“Pauvre petit, tell him not that, Victor, my man. What would the poor angel desire but the impossible?”
Theo stood silently looking at them. He was evidently in no mood for farce, but as evidently he adored this noisy big father who towered above his slender height like a giant, and tried to force himself to his father’s humour. “Dear papa,” he murmured, “it is good that you have come. I am so happy.”
Joyselle seized the opportunity, such as it was, and turning to the open door, called out in a voice trembling with pleasure and mischief, “Fairy Princess, come forth.”
And the disdainful, bored, too often frankly ill-humoured Lady Brigit stepped out of the darkness into the homely light of the simple scene.
For a moment Theo plainly did not believe his eyes, and then as she advanced, scarlet with a quite unusual embarrassment and sense of intrusion, he gathered himself together and met her, his hands held out, his face glowing.
“Victor—oh, Victor—this is terrible,” Madame Joyselle burst out, scarlet with shyness, all her serenity gone. “You should not have brought her to the kitchen! Mon Dieu, mon Dieu, a countess’ daughter!”
But Theo led his fiancee straight to his mother, and his instinctive good taste saved the situation. “Mamma—here she is. Lady Brigit, this is my mother—the best mother in the world.”
The little roundabout woman wiped her hand on her apron, and taking the girl’s in hers, looked mutely up at her with eyes so full of timid sweetness that Brigit, touched and pleased, bent and kissed her.
“Voyons, voyons,” cried Joyselle, rubbing his hands and executing a few steps by the fire, “here we are all one family. Felicite, my old woman, is she not wonderful?”
Madame Joyselle, the flush dying from her fresh cheeks, bowed. “She is indeed. And now—Theo, call Toinon—we must go to the dining-room.” Nobody else, even Brigit, who had never beheld that cheerless apartment, wished to leave the kitchen, but Madame Joyselle’s will was in such matters law, and the little party was soon seated round the table upstairs. And the omelet was delicious.
* * * * *
An hour later Brigit found herself sitting in a big red-leather armchair, in a highly modern and comfortable, if slightly gaudy apartment—Joyselle’s study. There was a small grate-fire with a red club-fender, a red, patternless carpet, soft, well-draped curtains, and tables covered with books and smoking materials.
There was also a baby-grand piano, covered with music, and a huge grey parrot in a gilded and palatial cage.
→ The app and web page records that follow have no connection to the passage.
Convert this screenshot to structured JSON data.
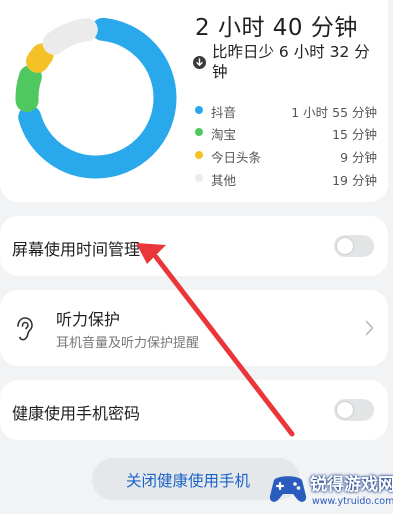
{
  "summary": {
    "total_time": "2 小时 40 分钟",
    "delta_text": "比昨日少 6 小时 32 分钟",
    "delta_icon": "down-arrow-icon",
    "apps": [
      {
        "name": "抖音",
        "duration": "1 小时 55 分钟",
        "minutes": 115,
        "color": "#29a8ec"
      },
      {
        "name": "淘宝",
        "duration": "15 分钟",
        "minutes": 15,
        "color": "#50c860"
      },
      {
        "name": "今日头条",
        "duration": "9 分钟",
        "minutes": 9,
        "color": "#f4c226"
      },
      {
        "name": "其他",
        "duration": "19 分钟",
        "minutes": 19,
        "color": "#ebebeb"
      }
    ]
  },
  "settings": {
    "screen_time_label": "屏幕使用时间管理",
    "screen_time_enabled": false,
    "hearing_title": "听力保护",
    "hearing_subtitle": "耳机音量及听力保护提醒",
    "password_label": "健康使用手机密码",
    "password_enabled": false
  },
  "footer": {
    "close_button_label": "关闭健康使用手机"
  },
  "watermark": {
    "site_name": "锐得游戏网",
    "url": "www.ytruido.com"
  },
  "colors": {
    "annotation_arrow": "#e8363a",
    "link_text": "#1a63c9"
  }
}
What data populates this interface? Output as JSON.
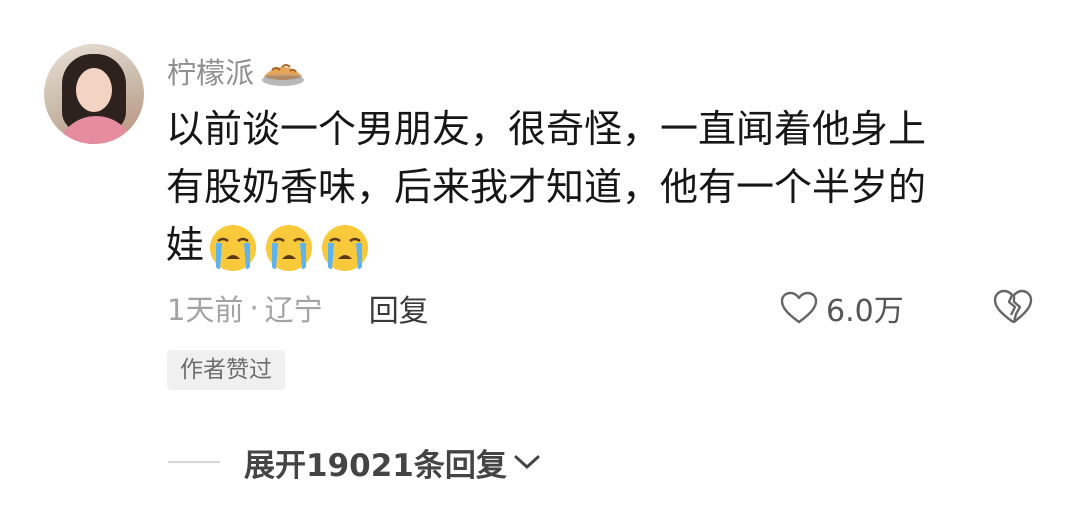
{
  "comment": {
    "username": "柠檬派",
    "content_lines": [
      "以前谈一个男朋友，很奇怪，一直闻着他身上",
      "有股奶香味，后来我才知道，他有一个半岁的",
      "娃"
    ],
    "emojis": [
      "crying-face-icon",
      "crying-face-icon",
      "crying-face-icon"
    ],
    "time": "1天前",
    "separator": "·",
    "location": "辽宁",
    "reply_label": "回复",
    "like_count": "6.0万",
    "author_badge": "作者赞过",
    "expand_replies_label": "展开19021条回复"
  },
  "colors": {
    "username": "#8f8f8f",
    "text": "#161616",
    "meta": "#a3a3a3",
    "badge_bg": "#f0f0f0"
  }
}
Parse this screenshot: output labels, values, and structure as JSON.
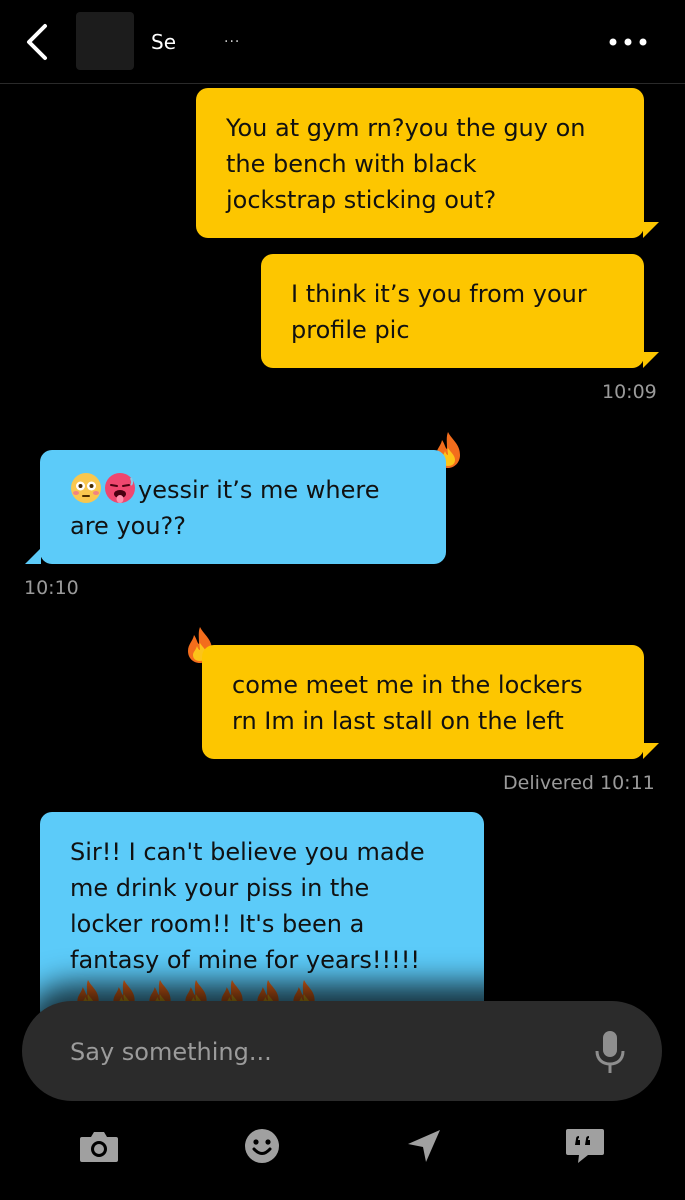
{
  "header": {
    "contact_name": "Se",
    "contact_extra": "...",
    "back_icon": "chevron-left-icon",
    "more_icon": "more-horizontal-icon"
  },
  "messages": [
    {
      "direction": "outgoing",
      "text": "You at gym rn?you the guy on the bench with black jockstrap sticking out?",
      "lines": [
        "You at gym rn?you the guy on",
        "the bench with black",
        "jockstrap sticking out?"
      ]
    },
    {
      "direction": "outgoing",
      "text": "I think it’s you from your profile pic",
      "lines": [
        "I think it’s you from your",
        "profile pic"
      ],
      "time": "10:09"
    },
    {
      "direction": "incoming",
      "emoji": [
        "flushed-face-emoji",
        "hot-face-emoji"
      ],
      "lines": [
        "yessir it’s me where",
        "are you??"
      ],
      "reaction": "fire-icon",
      "time": "10:10"
    },
    {
      "direction": "outgoing",
      "lines": [
        "come meet me in the lockers",
        "rn Im in last stall on the left"
      ],
      "reaction": "fire-icon",
      "status": "Delivered 10:11"
    },
    {
      "direction": "incoming",
      "lines": [
        "Sir!! I can't believe you made",
        "me drink your piss in the",
        "locker room!! It's been a",
        "fantasy of mine for years!!!!!"
      ],
      "trailing_emoji": "fire-emoji x7"
    }
  ],
  "composer": {
    "placeholder": "Say something...",
    "mic_icon": "microphone-icon"
  },
  "toolbar": [
    {
      "name": "camera-icon"
    },
    {
      "name": "smiley-icon"
    },
    {
      "name": "location-arrow-icon"
    },
    {
      "name": "quote-chat-icon"
    }
  ],
  "colors": {
    "outgoing_bubble": "#fdc600",
    "incoming_bubble": "#5ccbf9",
    "background": "#000000",
    "timestamp": "#9a9a9a"
  }
}
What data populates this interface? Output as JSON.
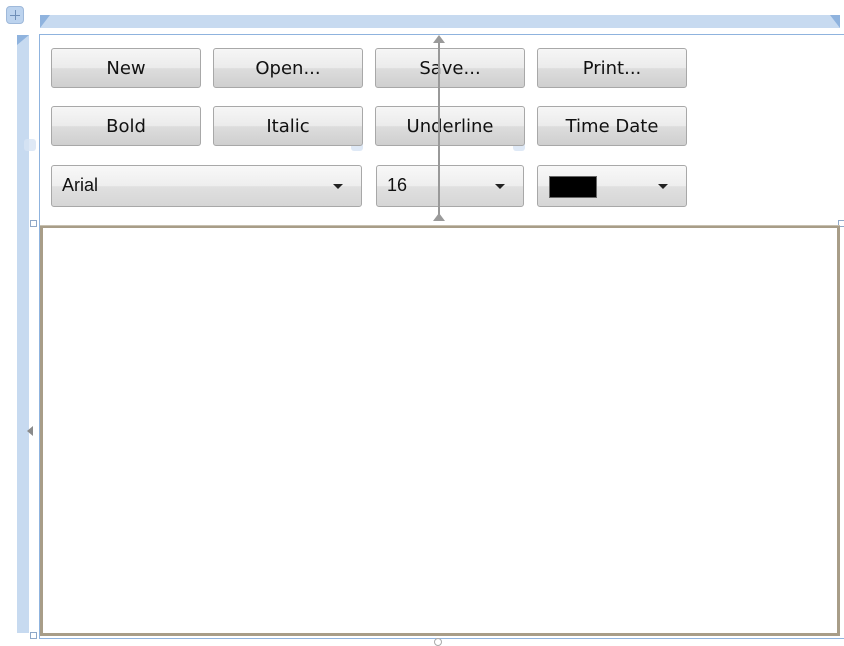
{
  "toolbar": {
    "row1": {
      "new_label": "New",
      "open_label": "Open...",
      "save_label": "Save...",
      "print_label": "Print..."
    },
    "row2": {
      "bold_label": "Bold",
      "italic_label": "Italic",
      "underline_label": "Underline",
      "timedate_label": "Time Date"
    },
    "row3": {
      "font_family": "Arial",
      "font_size": "16",
      "font_color": "#000000"
    }
  },
  "editor": {
    "content": ""
  },
  "colors": {
    "designer_rail": "#c7daf0",
    "editor_border": "#a89d88",
    "button_border": "#a8a8a8"
  },
  "icons": [
    "move-adorner-icon",
    "dropdown-arrow-icon",
    "splitter-arrow-icon",
    "collapse-left-arrow-icon"
  ]
}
It was Joyselle’s translation of an English gentleman’s room, even to the engravings and etchings on the wall. One thing, however, the girl had never before seen. One end of the room was glassed in as if in a huge oak frame, and the wall behind it was literally covered with signed photographs.